NEW BOOK – My Polish Grandmother: from Tragedy in Poland to her Rose Garden in America

This book is about my grandmother. When researching her life, I found she endured many challenges that made her the strong person that I admired as I grew up around her. In writing my grandmother’s story, I wanted to go beyond the names, dates, and pictures in the photo albums. She was more than that. It is very important to ask why she did what she did.

This book asks questions about her fears when growing up, immigrating to America, and making her new life. How did she face these fears? How did she overcome them? Although I found no answers, I still found new insights about my grandmother.

Our ancestors were part of the wave of emigration that left Europe with the hope of finding work and a better life. It was not easy to immigrate to America. Our ancestors saw immigration to America as their last chance. They had to overcome obstacles getting from their village to the ships and hardships crossing the Atlantic. Then they had to prove they were worthy to be admitted to the United States. Once here, they faced challenges and discrimination to find work and make the better life they were seeking. My grandmother’s story is different because I tried to show how immigration was different for women.

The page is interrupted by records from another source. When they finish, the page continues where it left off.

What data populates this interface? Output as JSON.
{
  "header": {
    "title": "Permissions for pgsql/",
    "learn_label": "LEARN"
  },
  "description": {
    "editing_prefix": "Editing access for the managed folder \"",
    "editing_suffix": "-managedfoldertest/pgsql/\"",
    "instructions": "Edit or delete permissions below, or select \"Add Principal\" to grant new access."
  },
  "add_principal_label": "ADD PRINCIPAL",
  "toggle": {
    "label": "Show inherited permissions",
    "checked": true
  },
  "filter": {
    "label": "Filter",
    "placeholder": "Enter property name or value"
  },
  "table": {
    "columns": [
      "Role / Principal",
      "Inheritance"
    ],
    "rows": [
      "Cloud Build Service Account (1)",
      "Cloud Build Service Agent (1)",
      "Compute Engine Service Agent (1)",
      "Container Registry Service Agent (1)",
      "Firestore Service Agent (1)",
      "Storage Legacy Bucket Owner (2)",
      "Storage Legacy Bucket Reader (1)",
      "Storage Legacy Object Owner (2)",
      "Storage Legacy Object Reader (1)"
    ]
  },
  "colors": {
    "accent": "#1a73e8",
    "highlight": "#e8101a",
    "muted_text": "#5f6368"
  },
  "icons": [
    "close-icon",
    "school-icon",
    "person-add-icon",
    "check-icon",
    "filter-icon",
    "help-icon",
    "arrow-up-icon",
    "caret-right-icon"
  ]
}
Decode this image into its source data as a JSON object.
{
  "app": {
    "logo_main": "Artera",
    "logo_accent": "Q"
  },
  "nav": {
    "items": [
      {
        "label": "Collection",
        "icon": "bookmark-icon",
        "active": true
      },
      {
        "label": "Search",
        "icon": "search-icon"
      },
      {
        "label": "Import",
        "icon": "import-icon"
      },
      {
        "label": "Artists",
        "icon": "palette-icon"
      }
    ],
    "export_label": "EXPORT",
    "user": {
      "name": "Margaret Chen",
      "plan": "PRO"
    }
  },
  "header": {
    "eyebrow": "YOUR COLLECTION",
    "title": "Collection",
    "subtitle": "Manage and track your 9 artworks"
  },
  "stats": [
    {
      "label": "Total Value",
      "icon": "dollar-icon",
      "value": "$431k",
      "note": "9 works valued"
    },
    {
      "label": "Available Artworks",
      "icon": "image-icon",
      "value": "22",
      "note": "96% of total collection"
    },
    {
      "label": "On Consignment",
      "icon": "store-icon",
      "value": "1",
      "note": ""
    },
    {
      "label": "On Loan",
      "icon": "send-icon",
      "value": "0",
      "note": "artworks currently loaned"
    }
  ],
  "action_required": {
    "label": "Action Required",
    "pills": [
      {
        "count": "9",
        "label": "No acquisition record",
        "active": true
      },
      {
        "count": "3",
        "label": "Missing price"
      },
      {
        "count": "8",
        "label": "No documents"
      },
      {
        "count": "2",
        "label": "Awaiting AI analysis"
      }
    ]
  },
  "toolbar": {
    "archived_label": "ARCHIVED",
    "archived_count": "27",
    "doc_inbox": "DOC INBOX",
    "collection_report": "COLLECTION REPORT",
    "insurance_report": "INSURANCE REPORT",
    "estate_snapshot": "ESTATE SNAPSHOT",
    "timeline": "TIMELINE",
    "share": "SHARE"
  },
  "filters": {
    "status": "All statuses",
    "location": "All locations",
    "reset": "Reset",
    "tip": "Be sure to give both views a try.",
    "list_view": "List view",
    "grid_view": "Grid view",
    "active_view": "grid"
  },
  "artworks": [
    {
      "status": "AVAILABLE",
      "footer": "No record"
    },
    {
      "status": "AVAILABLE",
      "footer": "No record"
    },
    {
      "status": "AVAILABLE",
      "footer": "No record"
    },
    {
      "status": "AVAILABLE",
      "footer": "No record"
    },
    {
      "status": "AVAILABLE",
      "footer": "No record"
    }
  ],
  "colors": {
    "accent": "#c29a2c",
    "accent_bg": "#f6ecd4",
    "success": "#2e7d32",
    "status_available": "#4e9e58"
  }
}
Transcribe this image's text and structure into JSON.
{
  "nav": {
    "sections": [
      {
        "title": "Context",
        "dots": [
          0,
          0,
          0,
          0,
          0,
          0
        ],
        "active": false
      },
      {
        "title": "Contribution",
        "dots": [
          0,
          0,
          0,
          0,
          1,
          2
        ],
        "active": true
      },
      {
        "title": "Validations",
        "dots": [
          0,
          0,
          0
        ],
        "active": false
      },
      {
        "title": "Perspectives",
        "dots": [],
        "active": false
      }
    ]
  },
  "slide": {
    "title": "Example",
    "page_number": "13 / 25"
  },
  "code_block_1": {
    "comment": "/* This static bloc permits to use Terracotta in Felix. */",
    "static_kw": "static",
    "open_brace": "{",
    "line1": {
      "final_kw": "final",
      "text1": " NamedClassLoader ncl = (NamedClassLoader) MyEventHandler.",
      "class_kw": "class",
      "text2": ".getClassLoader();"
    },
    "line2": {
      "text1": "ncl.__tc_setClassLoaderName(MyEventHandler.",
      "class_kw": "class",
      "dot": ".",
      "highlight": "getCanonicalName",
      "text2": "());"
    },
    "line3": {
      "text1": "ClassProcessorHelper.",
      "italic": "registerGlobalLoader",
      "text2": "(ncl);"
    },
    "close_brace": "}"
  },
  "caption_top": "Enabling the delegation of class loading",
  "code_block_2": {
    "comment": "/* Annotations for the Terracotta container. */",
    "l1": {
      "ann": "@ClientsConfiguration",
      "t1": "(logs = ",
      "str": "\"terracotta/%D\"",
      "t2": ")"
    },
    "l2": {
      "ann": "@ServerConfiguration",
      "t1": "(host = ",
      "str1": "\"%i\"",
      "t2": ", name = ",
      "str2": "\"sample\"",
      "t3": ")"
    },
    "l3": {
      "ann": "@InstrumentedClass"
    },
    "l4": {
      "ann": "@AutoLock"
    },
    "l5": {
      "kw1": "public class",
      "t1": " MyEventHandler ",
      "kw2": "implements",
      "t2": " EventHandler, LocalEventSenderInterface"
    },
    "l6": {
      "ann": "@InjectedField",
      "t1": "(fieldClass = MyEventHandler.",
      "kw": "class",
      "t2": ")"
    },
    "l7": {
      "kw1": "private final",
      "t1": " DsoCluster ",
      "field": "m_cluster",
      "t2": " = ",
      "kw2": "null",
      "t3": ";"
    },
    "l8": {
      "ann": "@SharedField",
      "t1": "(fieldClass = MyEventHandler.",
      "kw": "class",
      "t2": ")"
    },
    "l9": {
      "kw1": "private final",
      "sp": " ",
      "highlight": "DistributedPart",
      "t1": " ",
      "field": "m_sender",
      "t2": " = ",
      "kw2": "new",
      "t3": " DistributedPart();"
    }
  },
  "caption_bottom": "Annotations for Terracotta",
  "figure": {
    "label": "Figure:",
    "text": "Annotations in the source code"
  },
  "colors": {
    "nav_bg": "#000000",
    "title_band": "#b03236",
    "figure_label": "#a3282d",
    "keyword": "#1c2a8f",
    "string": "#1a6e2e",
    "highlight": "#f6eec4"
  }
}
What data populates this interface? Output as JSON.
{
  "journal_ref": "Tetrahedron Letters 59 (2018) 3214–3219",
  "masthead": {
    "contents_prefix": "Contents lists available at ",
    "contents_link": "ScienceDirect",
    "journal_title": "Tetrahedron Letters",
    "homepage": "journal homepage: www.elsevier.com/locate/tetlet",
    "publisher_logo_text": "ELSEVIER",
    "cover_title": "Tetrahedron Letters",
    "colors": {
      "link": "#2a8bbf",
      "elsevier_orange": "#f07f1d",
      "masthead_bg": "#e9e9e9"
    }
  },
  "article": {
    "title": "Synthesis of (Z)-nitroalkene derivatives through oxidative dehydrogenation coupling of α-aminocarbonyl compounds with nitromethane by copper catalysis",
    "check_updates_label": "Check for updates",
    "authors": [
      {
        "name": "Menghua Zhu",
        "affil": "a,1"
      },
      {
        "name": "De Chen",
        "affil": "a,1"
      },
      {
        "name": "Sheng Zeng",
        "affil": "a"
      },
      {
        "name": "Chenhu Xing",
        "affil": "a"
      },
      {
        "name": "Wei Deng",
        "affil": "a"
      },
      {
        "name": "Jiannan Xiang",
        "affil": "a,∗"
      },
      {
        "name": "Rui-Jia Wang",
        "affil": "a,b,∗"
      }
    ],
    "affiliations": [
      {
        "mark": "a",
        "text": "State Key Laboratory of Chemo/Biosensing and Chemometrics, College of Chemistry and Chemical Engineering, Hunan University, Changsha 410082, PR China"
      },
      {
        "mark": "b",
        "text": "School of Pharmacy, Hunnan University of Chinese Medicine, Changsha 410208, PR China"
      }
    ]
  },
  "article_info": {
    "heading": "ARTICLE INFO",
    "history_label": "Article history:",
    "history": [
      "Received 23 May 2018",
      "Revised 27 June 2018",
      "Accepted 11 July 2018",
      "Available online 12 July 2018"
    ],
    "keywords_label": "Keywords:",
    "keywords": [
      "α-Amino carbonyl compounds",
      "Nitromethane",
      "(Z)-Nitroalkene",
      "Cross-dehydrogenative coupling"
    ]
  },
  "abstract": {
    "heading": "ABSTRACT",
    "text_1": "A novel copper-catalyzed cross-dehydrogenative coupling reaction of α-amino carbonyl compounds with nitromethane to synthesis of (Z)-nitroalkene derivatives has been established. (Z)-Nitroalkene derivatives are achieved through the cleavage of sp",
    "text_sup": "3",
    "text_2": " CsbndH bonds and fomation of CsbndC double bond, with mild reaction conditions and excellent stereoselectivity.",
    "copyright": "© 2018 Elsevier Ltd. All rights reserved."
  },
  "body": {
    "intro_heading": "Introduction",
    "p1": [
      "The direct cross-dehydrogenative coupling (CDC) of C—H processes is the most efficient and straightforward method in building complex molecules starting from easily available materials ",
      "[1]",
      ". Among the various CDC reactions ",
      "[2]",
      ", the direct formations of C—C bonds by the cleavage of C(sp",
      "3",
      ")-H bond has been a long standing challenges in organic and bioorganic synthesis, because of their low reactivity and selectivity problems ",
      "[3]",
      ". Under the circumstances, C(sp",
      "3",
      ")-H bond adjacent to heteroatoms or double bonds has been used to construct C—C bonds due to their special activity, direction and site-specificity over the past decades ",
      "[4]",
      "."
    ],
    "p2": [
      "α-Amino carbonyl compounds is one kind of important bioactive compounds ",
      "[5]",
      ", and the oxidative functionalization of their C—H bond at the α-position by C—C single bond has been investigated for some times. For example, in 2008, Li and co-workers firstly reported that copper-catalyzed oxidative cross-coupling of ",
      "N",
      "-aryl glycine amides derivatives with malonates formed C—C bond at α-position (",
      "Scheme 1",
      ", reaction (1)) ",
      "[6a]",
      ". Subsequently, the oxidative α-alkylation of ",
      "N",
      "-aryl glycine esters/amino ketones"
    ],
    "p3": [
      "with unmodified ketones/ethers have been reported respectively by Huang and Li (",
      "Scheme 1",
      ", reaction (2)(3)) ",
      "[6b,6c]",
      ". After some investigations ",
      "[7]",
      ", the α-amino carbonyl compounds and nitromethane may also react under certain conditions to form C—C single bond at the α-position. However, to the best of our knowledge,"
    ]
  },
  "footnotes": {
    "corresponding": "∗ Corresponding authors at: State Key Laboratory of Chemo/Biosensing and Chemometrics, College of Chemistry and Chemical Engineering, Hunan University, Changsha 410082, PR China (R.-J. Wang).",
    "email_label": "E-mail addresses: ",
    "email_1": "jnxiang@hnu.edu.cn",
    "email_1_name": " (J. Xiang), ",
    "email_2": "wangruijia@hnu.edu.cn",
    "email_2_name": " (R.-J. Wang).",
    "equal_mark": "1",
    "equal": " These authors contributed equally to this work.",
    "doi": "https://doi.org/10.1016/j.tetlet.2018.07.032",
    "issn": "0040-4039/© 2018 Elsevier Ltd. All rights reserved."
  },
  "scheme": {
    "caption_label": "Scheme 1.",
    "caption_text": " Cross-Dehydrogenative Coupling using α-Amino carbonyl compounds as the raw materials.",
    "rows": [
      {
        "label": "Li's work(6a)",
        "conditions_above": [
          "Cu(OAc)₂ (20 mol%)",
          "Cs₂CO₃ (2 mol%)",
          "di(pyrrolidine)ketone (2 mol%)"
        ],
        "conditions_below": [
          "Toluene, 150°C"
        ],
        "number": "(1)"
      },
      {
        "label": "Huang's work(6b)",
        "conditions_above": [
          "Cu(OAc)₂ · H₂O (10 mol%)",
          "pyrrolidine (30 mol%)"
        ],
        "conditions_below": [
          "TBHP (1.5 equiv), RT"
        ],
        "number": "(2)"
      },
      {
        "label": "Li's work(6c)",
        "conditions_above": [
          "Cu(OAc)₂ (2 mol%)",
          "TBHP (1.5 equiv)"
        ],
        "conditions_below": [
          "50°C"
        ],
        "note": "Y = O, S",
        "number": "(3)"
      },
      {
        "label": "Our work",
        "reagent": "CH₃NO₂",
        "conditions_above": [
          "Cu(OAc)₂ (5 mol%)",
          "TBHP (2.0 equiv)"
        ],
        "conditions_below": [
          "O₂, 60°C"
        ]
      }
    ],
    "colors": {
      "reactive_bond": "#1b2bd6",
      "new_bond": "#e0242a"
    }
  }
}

Remember our ancestors made many sacrifices for us and helped build the United States. They could not appreciate what they were doing because they were working hard and surviving each day. However, what they did each day was important. I believe that our role should be to leave something that will help our children remember them. We need to capture the memories by writing our family history. This story is my attempt to preserve my grandmother’s memory.

Future Problems with Publishing my Family Histories

For the past few years I have used Createspace.com to published family histories that have been well-received by my family. These are self-published, print-on-demand, economical and private. Amazon is changing and my perfect solution for sharing my family histories just got harder to do.

Amazon owns Createspace.com for their print-on-demand books. They also own Kindle Direct Publishing (KDP) which they used to publish eBooks. Today, they announced that Createspace.com production is being moved to Kindle Direct Publishing (KDP). I also got a second email that informed me that all of my print books would have to be made available on Amazon. This second emailed makes it almost impossible to keep my family histories private and limited distribution to my family members. On Createspace.com I could deselect all channels of distribution which meant only I could order my family history books. This kept non-family members from order the books but now this option will disappear when all of my books are transferred to KDP.

I still recommend organizing our genealogy research into summaries and then into large Word documents. This allows me to be more efficient when doing research, makes it easier to share information with family members, and will probably be saved by family members. However, publishing in book form will increase the chances that it will be saved for future generations.

Amazon is just beginning to implement change and many details are not available. Hopefully, they will allow some way to allow for some books to be private.

Because publishing my family histories for family members is very important, I will continue to look for platforms to do this. Stay tuned for future developments.